### Instructions to follow
The listing below should be printed exactly, though its pictures must not be.

>>>>>

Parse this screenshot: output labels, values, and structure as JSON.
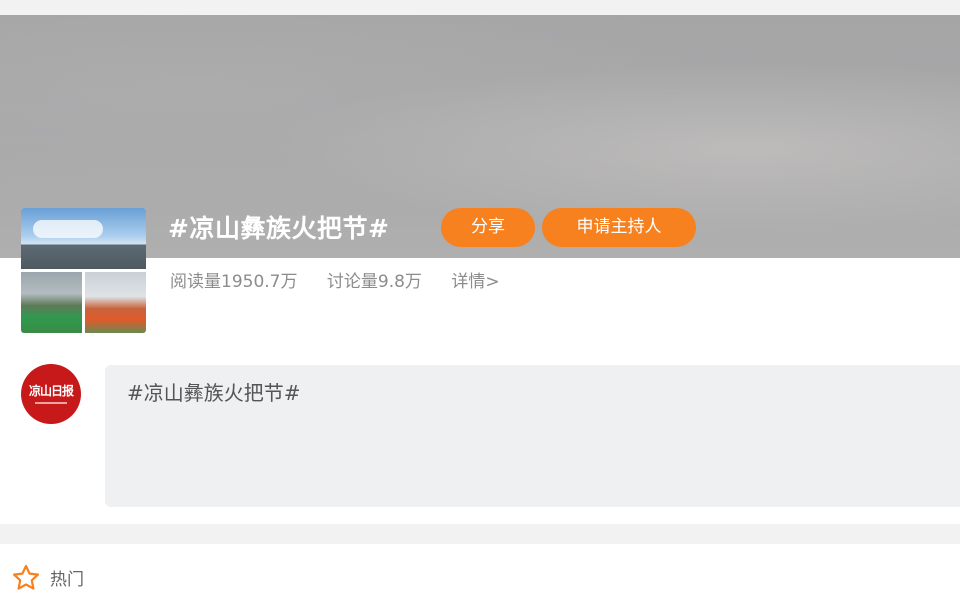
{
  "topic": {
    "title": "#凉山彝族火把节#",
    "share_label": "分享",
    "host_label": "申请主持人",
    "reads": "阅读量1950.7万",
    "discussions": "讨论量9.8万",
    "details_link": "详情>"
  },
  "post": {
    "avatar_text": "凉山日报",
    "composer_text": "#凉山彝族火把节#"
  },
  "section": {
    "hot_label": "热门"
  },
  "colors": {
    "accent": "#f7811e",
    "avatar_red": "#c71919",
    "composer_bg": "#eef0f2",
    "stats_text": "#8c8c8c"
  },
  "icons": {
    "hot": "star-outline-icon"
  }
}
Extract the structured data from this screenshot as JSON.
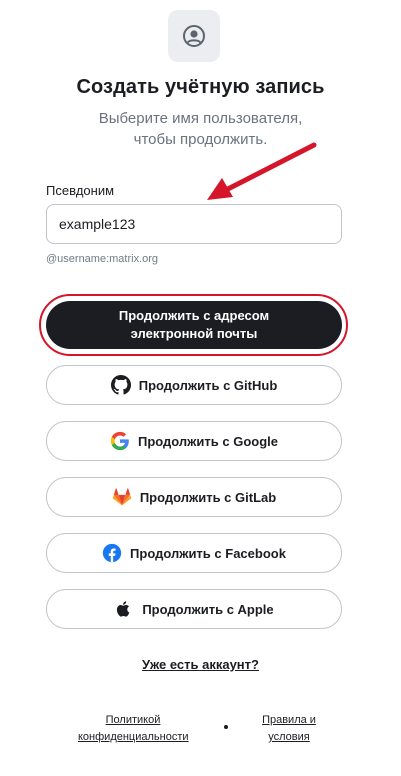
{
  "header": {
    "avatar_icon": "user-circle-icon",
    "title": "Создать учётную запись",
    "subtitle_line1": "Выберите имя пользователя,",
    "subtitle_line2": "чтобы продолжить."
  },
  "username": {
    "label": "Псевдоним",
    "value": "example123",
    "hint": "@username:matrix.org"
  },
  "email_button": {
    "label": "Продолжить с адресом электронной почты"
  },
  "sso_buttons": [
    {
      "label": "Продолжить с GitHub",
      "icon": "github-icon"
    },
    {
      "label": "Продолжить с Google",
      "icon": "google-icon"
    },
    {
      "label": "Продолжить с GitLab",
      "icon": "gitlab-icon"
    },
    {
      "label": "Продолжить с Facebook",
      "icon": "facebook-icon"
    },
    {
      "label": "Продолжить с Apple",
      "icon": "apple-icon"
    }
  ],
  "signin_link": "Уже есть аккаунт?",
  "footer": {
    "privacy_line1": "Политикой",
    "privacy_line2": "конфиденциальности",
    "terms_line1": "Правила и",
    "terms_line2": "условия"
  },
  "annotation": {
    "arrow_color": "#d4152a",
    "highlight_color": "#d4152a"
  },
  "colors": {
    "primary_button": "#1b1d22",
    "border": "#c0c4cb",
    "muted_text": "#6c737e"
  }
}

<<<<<

### Solution below
Parse this screenshot: output labels, values, and structure as JSON.
{
  "topic": {
    "title": "#凉山彝族火把节#",
    "share_label": "分享",
    "host_label": "申请主持人",
    "reads": "阅读量1950.7万",
    "discussions": "讨论量9.8万",
    "details_link": "详情>"
  },
  "post": {
    "avatar_text": "凉山日报",
    "composer_text": "#凉山彝族火把节#"
  },
  "section": {
    "hot_label": "热门"
  },
  "colors": {
    "accent": "#f7811e",
    "avatar_red": "#c71919",
    "composer_bg": "#eef0f2",
    "stats_text": "#8c8c8c"
  },
  "icons": {
    "hot": "star-outline-icon"
  }
}
Extract the structured data from this screenshot as JSON.
{
  "header": {
    "avatar_icon": "user-circle-icon",
    "title": "Создать учётную запись",
    "subtitle_line1": "Выберите имя пользователя,",
    "subtitle_line2": "чтобы продолжить."
  },
  "username": {
    "label": "Псевдоним",
    "value": "example123",
    "hint": "@username:matrix.org"
  },
  "email_button": {
    "label": "Продолжить с адресом электронной почты"
  },
  "sso_buttons": [
    {
      "label": "Продолжить с GitHub",
      "icon": "github-icon"
    },
    {
      "label": "Продолжить с Google",
      "icon": "google-icon"
    },
    {
      "label": "Продолжить с GitLab",
      "icon": "gitlab-icon"
    },
    {
      "label": "Продолжить с Facebook",
      "icon": "facebook-icon"
    },
    {
      "label": "Продолжить с Apple",
      "icon": "apple-icon"
    }
  ],
  "signin_link": "Уже есть аккаунт?",
  "footer": {
    "privacy_line1": "Политикой",
    "privacy_line2": "конфиденциальности",
    "terms_line1": "Правила и",
    "terms_line2": "условия"
  },
  "annotation": {
    "arrow_color": "#d4152a",
    "highlight_color": "#d4152a"
  },
  "colors": {
    "primary_button": "#1b1d22",
    "border": "#c0c4cb",
    "muted_text": "#6c737e"
  }
}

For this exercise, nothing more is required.